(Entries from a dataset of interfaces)
━━━━━━━━━━━━━━━━━━━━━━━━━━━━━━

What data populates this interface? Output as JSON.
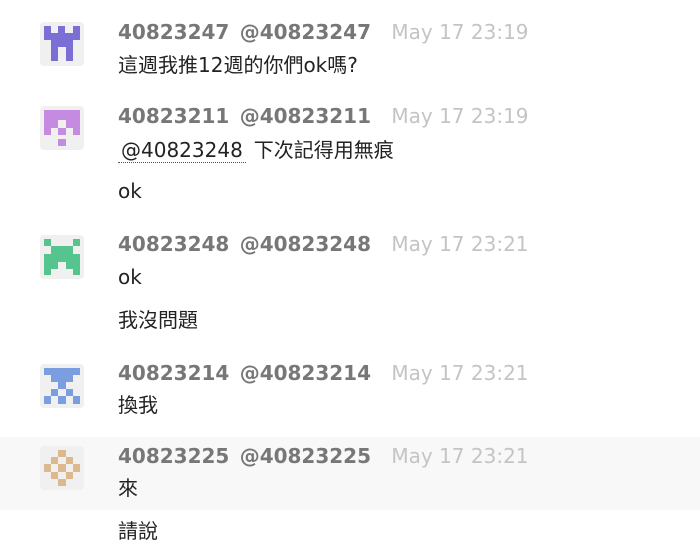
{
  "messages": [
    {
      "username": "40823247",
      "handle": "@40823247",
      "time": "May 17 23:19",
      "lines": [
        "這週我推12週的你們ok嗎?"
      ]
    },
    {
      "username": "40823211",
      "handle": "@40823211",
      "time": "May 17 23:19",
      "mention": "@40823248",
      "lines": [
        "下次記得用無痕",
        "ok"
      ]
    },
    {
      "username": "40823248",
      "handle": "@40823248",
      "time": "May 17 23:21",
      "lines": [
        "ok",
        "我沒問題"
      ]
    },
    {
      "username": "40823214",
      "handle": "@40823214",
      "time": "May 17 23:21",
      "lines": [
        "換我"
      ]
    },
    {
      "username": "40823225",
      "handle": "@40823225",
      "time": "May 17 23:21",
      "lines": [
        "來",
        "請說"
      ]
    }
  ],
  "colors": {
    "avatar_1": "#7b6fd6",
    "avatar_2": "#c48be0",
    "avatar_3": "#55c48e",
    "avatar_4": "#7a9ee0",
    "avatar_5": "#dcb98f",
    "username": "#777777",
    "timestamp": "#c4c4c4",
    "text": "#222222",
    "hover_row": "#f8f8f8"
  },
  "icons": [
    "identicon-avatar"
  ]
}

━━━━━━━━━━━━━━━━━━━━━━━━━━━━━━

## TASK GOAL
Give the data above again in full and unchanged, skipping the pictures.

## RESULT
What data populates this interface? Output as JSON.
{
  "messages": [
    {
      "username": "40823247",
      "handle": "@40823247",
      "time": "May 17 23:19",
      "lines": [
        "這週我推12週的你們ok嗎?"
      ]
    },
    {
      "username": "40823211",
      "handle": "@40823211",
      "time": "May 17 23:19",
      "mention": "@40823248",
      "lines": [
        "下次記得用無痕",
        "ok"
      ]
    },
    {
      "username": "40823248",
      "handle": "@40823248",
      "time": "May 17 23:21",
      "lines": [
        "ok",
        "我沒問題"
      ]
    },
    {
      "username": "40823214",
      "handle": "@40823214",
      "time": "May 17 23:21",
      "lines": [
        "換我"
      ]
    },
    {
      "username": "40823225",
      "handle": "@40823225",
      "time": "May 17 23:21",
      "lines": [
        "來",
        "請說"
      ]
    }
  ],
  "colors": {
    "avatar_1": "#7b6fd6",
    "avatar_2": "#c48be0",
    "avatar_3": "#55c48e",
    "avatar_4": "#7a9ee0",
    "avatar_5": "#dcb98f",
    "username": "#777777",
    "timestamp": "#c4c4c4",
    "text": "#222222",
    "hover_row": "#f8f8f8"
  },
  "icons": [
    "identicon-avatar"
  ]
}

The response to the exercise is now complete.